[Start of section]

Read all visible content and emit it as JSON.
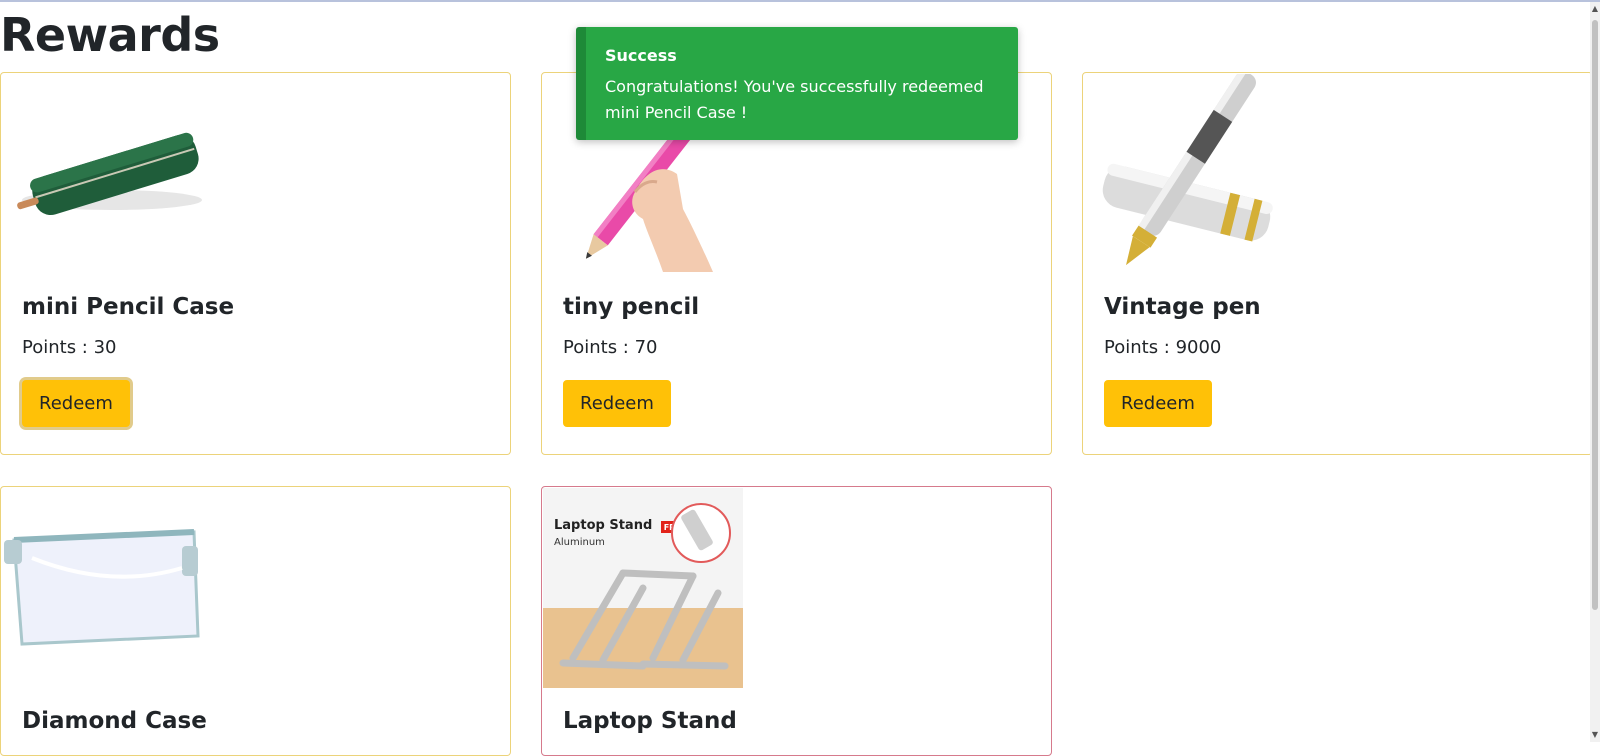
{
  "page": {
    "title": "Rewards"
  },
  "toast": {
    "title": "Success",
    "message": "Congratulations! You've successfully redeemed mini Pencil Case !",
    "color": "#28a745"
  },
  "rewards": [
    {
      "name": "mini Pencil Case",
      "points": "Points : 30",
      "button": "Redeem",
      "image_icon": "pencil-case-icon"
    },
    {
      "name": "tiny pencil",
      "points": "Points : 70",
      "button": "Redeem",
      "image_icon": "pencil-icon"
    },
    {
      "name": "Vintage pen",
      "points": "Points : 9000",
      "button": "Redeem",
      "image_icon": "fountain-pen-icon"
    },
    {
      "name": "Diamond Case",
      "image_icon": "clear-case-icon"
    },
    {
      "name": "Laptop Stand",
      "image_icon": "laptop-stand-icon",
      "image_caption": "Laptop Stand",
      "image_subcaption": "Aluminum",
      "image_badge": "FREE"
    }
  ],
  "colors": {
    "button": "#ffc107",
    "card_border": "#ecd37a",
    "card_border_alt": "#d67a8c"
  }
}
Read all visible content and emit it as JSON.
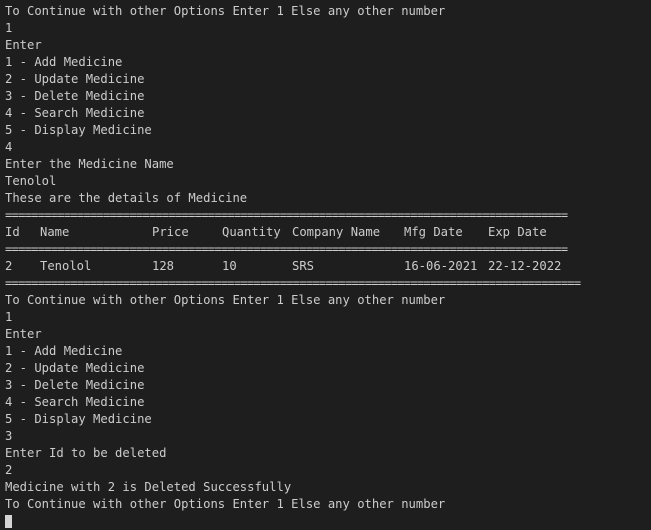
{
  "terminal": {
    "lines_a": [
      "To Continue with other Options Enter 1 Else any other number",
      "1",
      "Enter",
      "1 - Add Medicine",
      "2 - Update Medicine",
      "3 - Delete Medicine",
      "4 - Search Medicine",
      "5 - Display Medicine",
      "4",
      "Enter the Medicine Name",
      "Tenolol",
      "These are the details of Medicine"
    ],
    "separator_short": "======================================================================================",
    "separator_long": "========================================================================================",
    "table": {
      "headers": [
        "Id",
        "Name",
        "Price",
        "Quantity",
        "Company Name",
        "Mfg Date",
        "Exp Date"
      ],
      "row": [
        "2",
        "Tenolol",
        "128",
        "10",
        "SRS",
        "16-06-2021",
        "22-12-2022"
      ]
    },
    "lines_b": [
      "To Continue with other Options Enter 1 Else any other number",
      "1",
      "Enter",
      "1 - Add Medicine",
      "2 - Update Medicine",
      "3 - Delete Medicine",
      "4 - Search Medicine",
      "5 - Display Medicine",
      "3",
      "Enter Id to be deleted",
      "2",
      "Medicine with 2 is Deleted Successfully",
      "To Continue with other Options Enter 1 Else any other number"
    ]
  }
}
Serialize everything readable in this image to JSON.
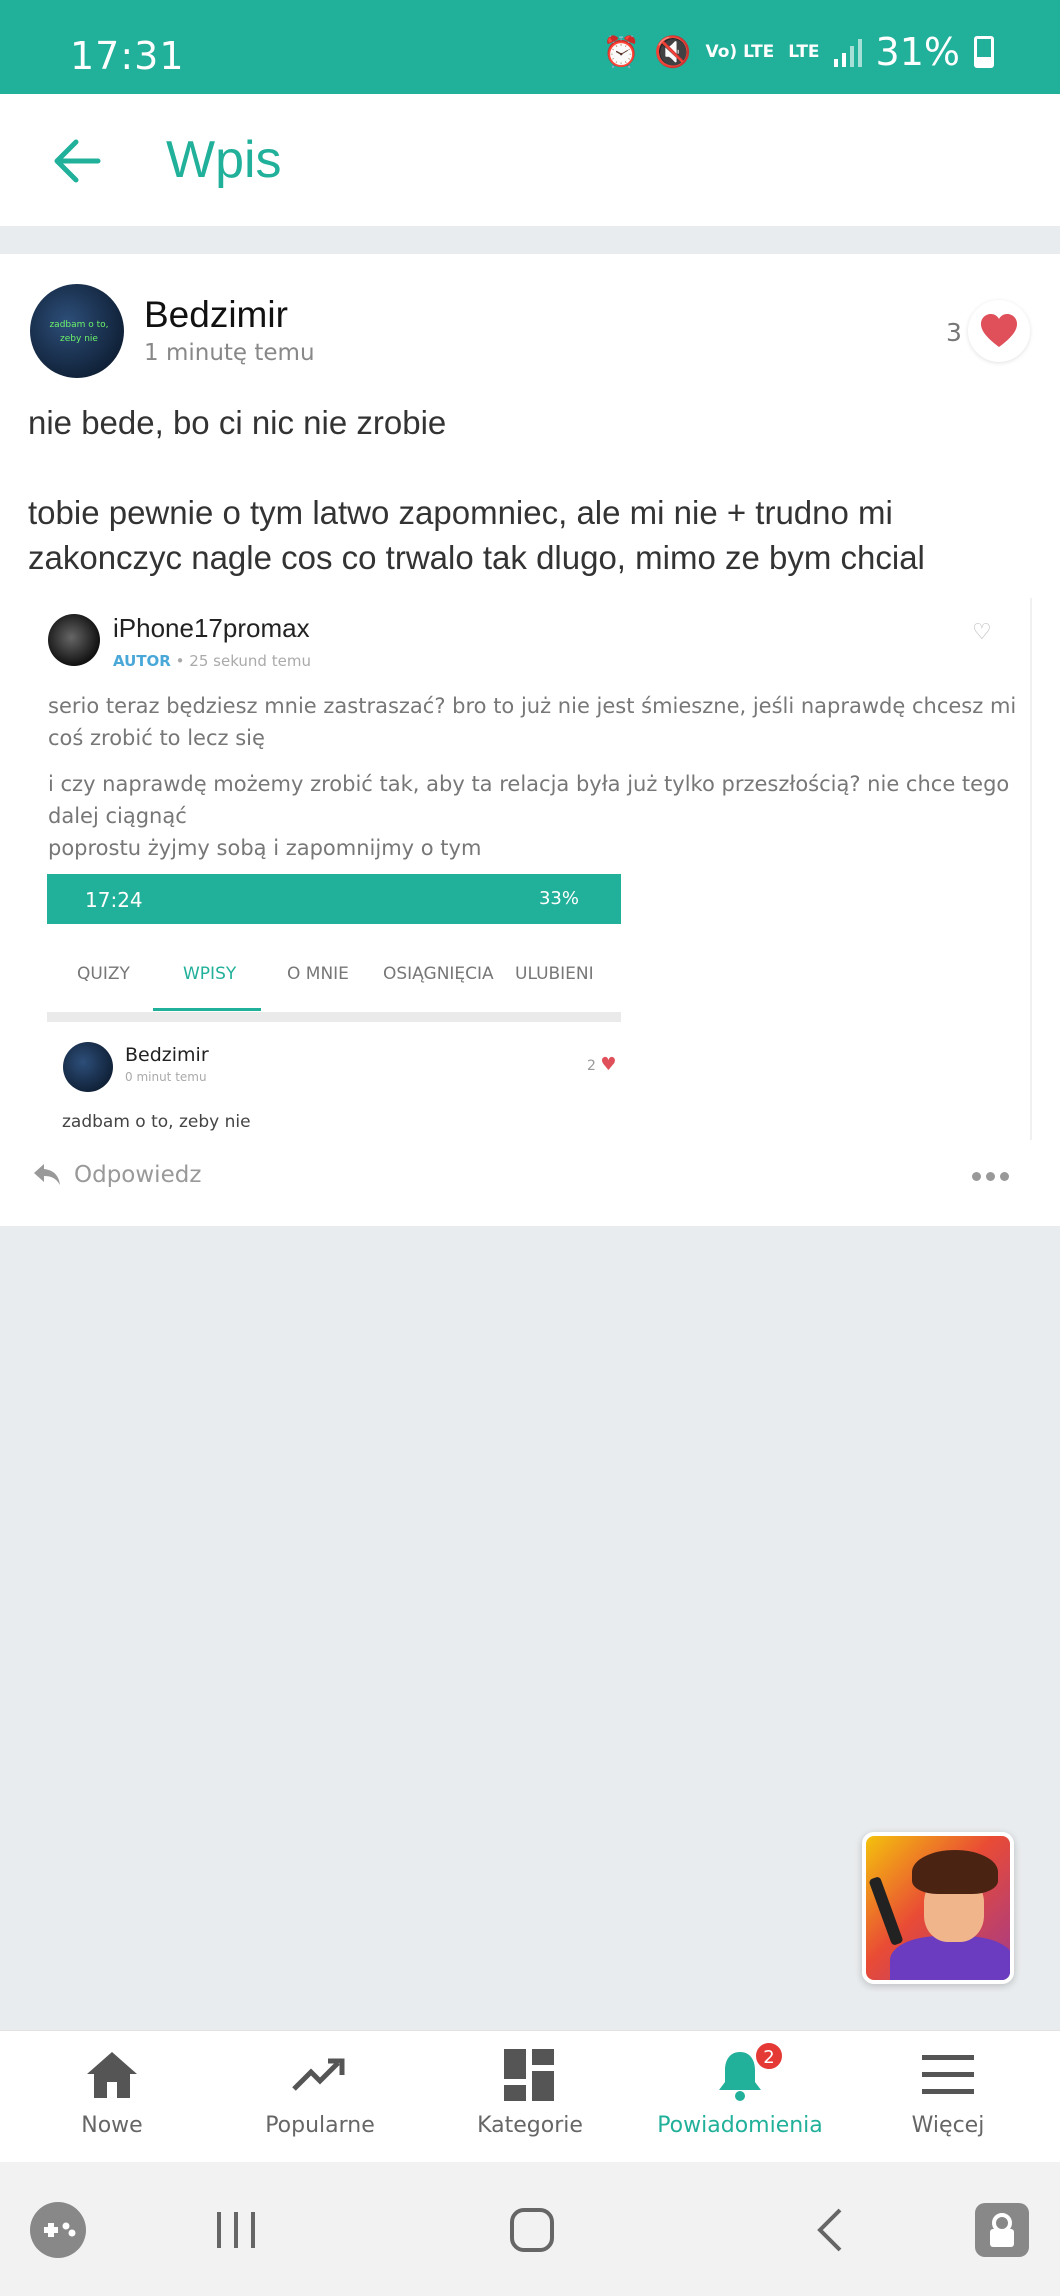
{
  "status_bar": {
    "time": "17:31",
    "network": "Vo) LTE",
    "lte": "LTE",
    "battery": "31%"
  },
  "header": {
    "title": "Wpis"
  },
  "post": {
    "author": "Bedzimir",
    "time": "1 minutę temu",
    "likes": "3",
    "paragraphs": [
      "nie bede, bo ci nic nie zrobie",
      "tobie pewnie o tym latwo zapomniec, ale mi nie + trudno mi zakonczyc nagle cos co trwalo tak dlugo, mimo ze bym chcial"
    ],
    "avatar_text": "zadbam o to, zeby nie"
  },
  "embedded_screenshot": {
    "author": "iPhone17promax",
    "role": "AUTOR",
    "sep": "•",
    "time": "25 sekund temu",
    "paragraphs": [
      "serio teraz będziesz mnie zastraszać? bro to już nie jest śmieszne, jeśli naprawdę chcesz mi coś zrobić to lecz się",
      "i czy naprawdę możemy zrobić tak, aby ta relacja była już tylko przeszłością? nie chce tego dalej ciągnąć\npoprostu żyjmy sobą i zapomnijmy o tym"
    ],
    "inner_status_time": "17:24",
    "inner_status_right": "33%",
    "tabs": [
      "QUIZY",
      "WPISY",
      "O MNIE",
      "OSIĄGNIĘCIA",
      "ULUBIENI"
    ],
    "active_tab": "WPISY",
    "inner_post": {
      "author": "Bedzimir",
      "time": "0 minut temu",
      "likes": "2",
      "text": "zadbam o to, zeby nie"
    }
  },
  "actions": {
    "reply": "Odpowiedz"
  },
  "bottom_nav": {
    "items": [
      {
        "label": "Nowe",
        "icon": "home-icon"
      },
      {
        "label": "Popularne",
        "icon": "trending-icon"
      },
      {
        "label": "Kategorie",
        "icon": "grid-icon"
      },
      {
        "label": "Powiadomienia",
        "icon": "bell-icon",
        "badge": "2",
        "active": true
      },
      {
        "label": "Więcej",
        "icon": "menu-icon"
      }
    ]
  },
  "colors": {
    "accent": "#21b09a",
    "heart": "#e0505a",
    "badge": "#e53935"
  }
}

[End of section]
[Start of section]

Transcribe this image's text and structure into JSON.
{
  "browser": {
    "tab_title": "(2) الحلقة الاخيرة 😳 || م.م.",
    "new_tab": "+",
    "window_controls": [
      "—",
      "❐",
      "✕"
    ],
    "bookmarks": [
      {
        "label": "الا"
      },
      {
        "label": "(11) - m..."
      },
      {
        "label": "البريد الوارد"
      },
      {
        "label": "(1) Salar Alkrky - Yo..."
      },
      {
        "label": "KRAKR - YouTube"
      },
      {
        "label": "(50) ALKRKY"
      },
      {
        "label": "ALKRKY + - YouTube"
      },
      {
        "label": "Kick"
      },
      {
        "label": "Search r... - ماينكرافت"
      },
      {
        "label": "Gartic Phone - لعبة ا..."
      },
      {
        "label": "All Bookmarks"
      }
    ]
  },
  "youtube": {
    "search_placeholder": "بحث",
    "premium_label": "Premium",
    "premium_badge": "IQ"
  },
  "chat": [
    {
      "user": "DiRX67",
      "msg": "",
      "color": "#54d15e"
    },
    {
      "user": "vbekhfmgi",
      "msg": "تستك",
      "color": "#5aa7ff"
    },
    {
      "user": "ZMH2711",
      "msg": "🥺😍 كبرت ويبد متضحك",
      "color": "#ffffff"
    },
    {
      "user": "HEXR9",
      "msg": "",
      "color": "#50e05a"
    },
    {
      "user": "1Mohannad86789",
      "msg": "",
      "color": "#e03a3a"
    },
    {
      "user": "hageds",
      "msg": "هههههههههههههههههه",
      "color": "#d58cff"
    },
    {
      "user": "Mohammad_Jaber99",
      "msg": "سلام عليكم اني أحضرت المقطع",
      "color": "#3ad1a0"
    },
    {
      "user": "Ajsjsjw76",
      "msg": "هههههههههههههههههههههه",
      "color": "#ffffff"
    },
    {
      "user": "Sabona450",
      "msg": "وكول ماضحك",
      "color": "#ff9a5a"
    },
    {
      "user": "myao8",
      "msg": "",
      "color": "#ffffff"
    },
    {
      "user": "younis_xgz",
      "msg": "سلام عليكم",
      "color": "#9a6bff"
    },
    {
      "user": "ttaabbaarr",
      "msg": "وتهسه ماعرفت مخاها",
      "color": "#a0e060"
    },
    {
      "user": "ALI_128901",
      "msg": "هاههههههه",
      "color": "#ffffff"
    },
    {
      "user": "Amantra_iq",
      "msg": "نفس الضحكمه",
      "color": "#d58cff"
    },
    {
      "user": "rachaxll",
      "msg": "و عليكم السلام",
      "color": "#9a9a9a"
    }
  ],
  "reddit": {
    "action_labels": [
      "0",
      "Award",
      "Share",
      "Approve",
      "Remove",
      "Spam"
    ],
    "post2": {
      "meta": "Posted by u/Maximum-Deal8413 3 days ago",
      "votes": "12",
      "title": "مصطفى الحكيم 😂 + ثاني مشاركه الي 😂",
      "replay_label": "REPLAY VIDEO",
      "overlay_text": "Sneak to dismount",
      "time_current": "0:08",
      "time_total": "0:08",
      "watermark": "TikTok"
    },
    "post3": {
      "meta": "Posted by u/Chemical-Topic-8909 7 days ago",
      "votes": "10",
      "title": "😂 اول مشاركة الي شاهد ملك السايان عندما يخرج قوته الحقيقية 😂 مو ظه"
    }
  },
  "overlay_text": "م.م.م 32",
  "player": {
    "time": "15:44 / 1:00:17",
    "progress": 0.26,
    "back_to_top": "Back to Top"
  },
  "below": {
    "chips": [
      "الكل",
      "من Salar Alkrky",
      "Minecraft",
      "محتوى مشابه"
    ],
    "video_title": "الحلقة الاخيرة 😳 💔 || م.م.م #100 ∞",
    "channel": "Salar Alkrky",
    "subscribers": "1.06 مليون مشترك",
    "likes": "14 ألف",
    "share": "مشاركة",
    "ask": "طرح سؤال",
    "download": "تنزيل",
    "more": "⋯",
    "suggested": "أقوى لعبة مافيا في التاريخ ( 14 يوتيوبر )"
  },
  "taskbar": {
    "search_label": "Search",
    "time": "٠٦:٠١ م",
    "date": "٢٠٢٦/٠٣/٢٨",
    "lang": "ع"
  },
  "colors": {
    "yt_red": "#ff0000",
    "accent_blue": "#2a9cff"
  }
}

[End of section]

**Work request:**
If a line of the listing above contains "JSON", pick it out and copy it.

**Exercise answer:**
Read all visible content and emit it as JSON.
Read all visible content and emit it as JSON.
Serialize everything readable in this image to JSON.
Transcribe this image's text and structure into JSON.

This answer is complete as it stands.